  4. The game is based on military strategy and negotiating skill with chance playing almost no role Overview of the Game Rules of the Game • Diplomacy is a game of: • Negotiations • Alliances • promises kept • promises broken • In order to survive, a player needs help from others • In order to win, a player must eventually stand alone • Game Board consists of 34 supply centres • 22 occupied and 12 unoccupied at start of game • Each country starts with control of 3 supply centres (except Russia with 4) • Each controlled supply centre represents one piece on the board • When a player captures a new supply centre they can build another fleet or army • Winner is the player who captures 18 supply centres • At the beginning of each turn, players meet together one-on-one or in small groups to discuss their plans • Then orders for each piece are written in secret • Then the orders for all countries are revealed and resolved simultaneously

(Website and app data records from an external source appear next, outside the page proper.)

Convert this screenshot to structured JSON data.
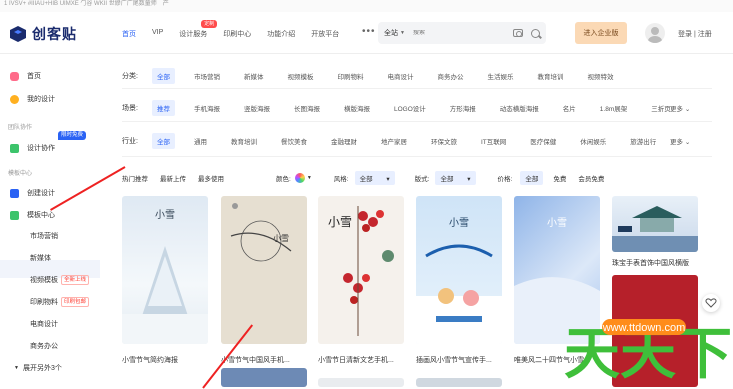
{
  "top_strip": "1 IVSV+ #IIIAU+HIB UIMXE ⼓谷 WKII 世縿广广尾数童师　产",
  "logo": {
    "text": "创客贴"
  },
  "nav": {
    "items": [
      {
        "label": "首页",
        "active": true
      },
      {
        "label": "VIP"
      },
      {
        "label": "设计服务",
        "badge": "定制"
      },
      {
        "label": "印刷中心"
      },
      {
        "label": "功能介绍"
      },
      {
        "label": "开放平台"
      }
    ],
    "more": "•••"
  },
  "search": {
    "scope": "全站",
    "placeholder": "搜索"
  },
  "header_actions": {
    "enterprise": "进入企业版",
    "login": "登录 | 注册"
  },
  "sidebar": {
    "items": [
      {
        "label": "首页",
        "icon": "home-icon",
        "color": "#ff6b8a"
      },
      {
        "label": "我的设计",
        "icon": "trophy-icon",
        "color": "#ffb020"
      }
    ],
    "section1": "团队协作",
    "team": {
      "label": "设计协作",
      "icon": "team-icon",
      "color": "#3cc46b",
      "badge": "限时免费"
    },
    "section2": "模板中心",
    "create": {
      "label": "创建设计",
      "icon": "plus-icon",
      "color": "#2a62f4"
    },
    "templates": {
      "label": "模板中心",
      "icon": "template-icon",
      "color": "#3cc46b"
    },
    "sub_items": [
      {
        "label": "市场营销"
      },
      {
        "label": "新媒体"
      },
      {
        "label": "视频模板",
        "tag": "全新上线"
      },
      {
        "label": "印刷物料",
        "tag": "印刷包邮"
      },
      {
        "label": "电商设计"
      },
      {
        "label": "商务办公"
      }
    ],
    "expand": "展开另外3个"
  },
  "filters": {
    "category": {
      "label": "分类:",
      "options": [
        "全部",
        "市场营销",
        "新媒体",
        "视频模板",
        "印刷物料",
        "电商设计",
        "商务办公",
        "生活娱乐",
        "教育培训",
        "视频特效"
      ],
      "selected": 0
    },
    "scene": {
      "label": "场景:",
      "options": [
        "推荐",
        "手机海报",
        "竖版海报",
        "长图海报",
        "横版海报",
        "LOGO设计",
        "方形海报",
        "动态横版海报",
        "名片",
        "1.8m展架",
        "三折页"
      ],
      "selected": 0,
      "more": "更多"
    },
    "industry": {
      "label": "行业:",
      "options": [
        "全部",
        "通用",
        "教育培训",
        "餐饮美食",
        "金融理财",
        "地产家居",
        "环保文旅",
        "IT互联网",
        "医疗保健",
        "休闲娱乐",
        "旅游出行"
      ],
      "selected": 0,
      "more": "更多"
    }
  },
  "toolbar": {
    "sort": [
      "热门推荐",
      "最新上传",
      "最多使用"
    ],
    "color_label": "颜色:",
    "style_label": "风格:",
    "style_value": "全部",
    "layout_label": "版式:",
    "layout_value": "全部",
    "price_label": "价格:",
    "price_options": [
      "全部",
      "免费",
      "会员免费"
    ]
  },
  "cards": [
    {
      "title": "小雪节气简约海报",
      "art": "小雪"
    },
    {
      "title": "小雪节气中国风手机...",
      "art": "小雪"
    },
    {
      "title": "小雪节日清新文艺手机...",
      "art": "小雪"
    },
    {
      "title": "插画风小雪节气宣传手...",
      "art": "小雪"
    },
    {
      "title": "唯美风二十四节气小雪...",
      "art": "小雪"
    },
    {
      "title": "珠宝手表首饰中国风横版",
      "art": ""
    }
  ],
  "watermark": {
    "text": "天天下载",
    "url": "www.ttdown.com"
  },
  "colors": {
    "accent": "#2a62f4",
    "arrow": "#e22222"
  }
}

  5. Game Theory Aspects of the Game • Win-Win & Win-Lose • Initial moves are win-win since 12 unoccupied supply centres can be shared • Alliances can create further win-win opportunities • However, once all supply centres are occupied the overall game becomes win-lose • Simultaneous Moves • Each player must write their moves in secret and all orders are resolved simultaneously • Sequential Moves • Game consist of up to 40 simultaneous interactions • Therefore, many opportunities for players to be rewarded or punished for prior moves • Uncertainty of Information • Uncertainty over the moves of other players • Uncertainty as to the intentions of other players • Uncertain as to whether information obtained during negotiations is credible or not • Important role of Signalling • Actions of other players speak louder than words

  6. Lessons Learnt from playing Diplomacy • Player’s do not always behave as expected • Nationalistic pride (e.g. Russian player trying to occupy their German homeland) • Player’s may make a incorrect move deliberately • Maintains reputation through plausible deniability rather than obvious back-stab • Importance of understanding the personality / traits of the other players in the game • Importance of Reputation and Signalling • Importance of always hoping for the best but planning for the worst • Importance of forgiveness when it is mutually beneficial • Importance of committing to a long-term strategy

  7. Applying Lessons from Diplomacy to the Real World • Trust • Attention to detail • Deviousness • Rationality vs emotion • Complex inter-relations • Difficult to anticipate others’ moves • Many players adds to complexity • Rationality powerful • Calculations / permutations difficult • Emotion can override